● Data listing
----------
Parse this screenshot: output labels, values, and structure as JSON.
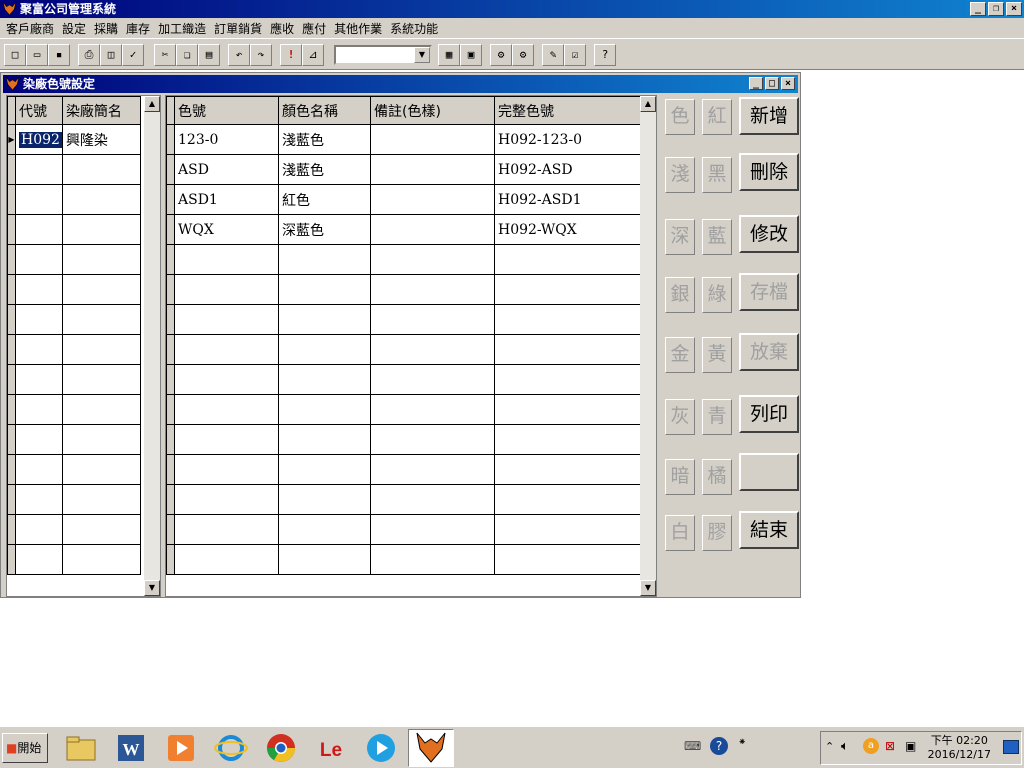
{
  "window": {
    "title": "聚富公司管理系統"
  },
  "menu": [
    "客戶廠商",
    "設定",
    "採購",
    "庫存",
    "加工織造",
    "訂單銷貨",
    "應收",
    "應付",
    "其他作業",
    "系統功能"
  ],
  "child": {
    "title": "染廠色號設定"
  },
  "left_grid": {
    "headers": [
      "代號",
      "染廠簡名"
    ],
    "rows": [
      [
        "H092",
        "興隆染"
      ]
    ]
  },
  "right_grid": {
    "headers": [
      "色號",
      "顏色名稱",
      "備註(色樣)",
      "完整色號"
    ],
    "rows": [
      [
        "123-0",
        "淺藍色",
        "",
        "H092-123-0"
      ],
      [
        "ASD",
        "淺藍色",
        "",
        "H092-ASD"
      ],
      [
        "ASD1",
        "紅色",
        "",
        "H092-ASD1"
      ],
      [
        "WQX",
        "深藍色",
        "",
        "H092-WQX"
      ]
    ]
  },
  "color_buttons": {
    "col1": [
      "色",
      "淺",
      "深",
      "銀",
      "金",
      "灰",
      "暗",
      "白"
    ],
    "col2": [
      "紅",
      "黑",
      "藍",
      "綠",
      "黃",
      "青",
      "橘",
      "膠"
    ]
  },
  "actions": {
    "add": "新增",
    "delete": "刪除",
    "edit": "修改",
    "save": "存檔",
    "discard": "放棄",
    "print": "列印",
    "blank": "",
    "exit": "結束"
  },
  "taskbar": {
    "start_label": "開始",
    "clock_time": "下午 02:20",
    "clock_date": "2016/12/17"
  },
  "colors": {
    "titlebar": "#00007b",
    "face": "#d4d0c8",
    "selection": "#0a246a"
  }
}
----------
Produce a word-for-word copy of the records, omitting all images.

● Answer for this exercise
Parse this screenshot: output labels, values, and structure as JSON.
{
  "window": {
    "title": "聚富公司管理系統"
  },
  "menu": [
    "客戶廠商",
    "設定",
    "採購",
    "庫存",
    "加工織造",
    "訂單銷貨",
    "應收",
    "應付",
    "其他作業",
    "系統功能"
  ],
  "child": {
    "title": "染廠色號設定"
  },
  "left_grid": {
    "headers": [
      "代號",
      "染廠簡名"
    ],
    "rows": [
      [
        "H092",
        "興隆染"
      ]
    ]
  },
  "right_grid": {
    "headers": [
      "色號",
      "顏色名稱",
      "備註(色樣)",
      "完整色號"
    ],
    "rows": [
      [
        "123-0",
        "淺藍色",
        "",
        "H092-123-0"
      ],
      [
        "ASD",
        "淺藍色",
        "",
        "H092-ASD"
      ],
      [
        "ASD1",
        "紅色",
        "",
        "H092-ASD1"
      ],
      [
        "WQX",
        "深藍色",
        "",
        "H092-WQX"
      ]
    ]
  },
  "color_buttons": {
    "col1": [
      "色",
      "淺",
      "深",
      "銀",
      "金",
      "灰",
      "暗",
      "白"
    ],
    "col2": [
      "紅",
      "黑",
      "藍",
      "綠",
      "黃",
      "青",
      "橘",
      "膠"
    ]
  },
  "actions": {
    "add": "新增",
    "delete": "刪除",
    "edit": "修改",
    "save": "存檔",
    "discard": "放棄",
    "print": "列印",
    "blank": "",
    "exit": "結束"
  },
  "taskbar": {
    "start_label": "開始",
    "clock_time": "下午 02:20",
    "clock_date": "2016/12/17"
  },
  "colors": {
    "titlebar": "#00007b",
    "face": "#d4d0c8",
    "selection": "#0a246a"
  }
}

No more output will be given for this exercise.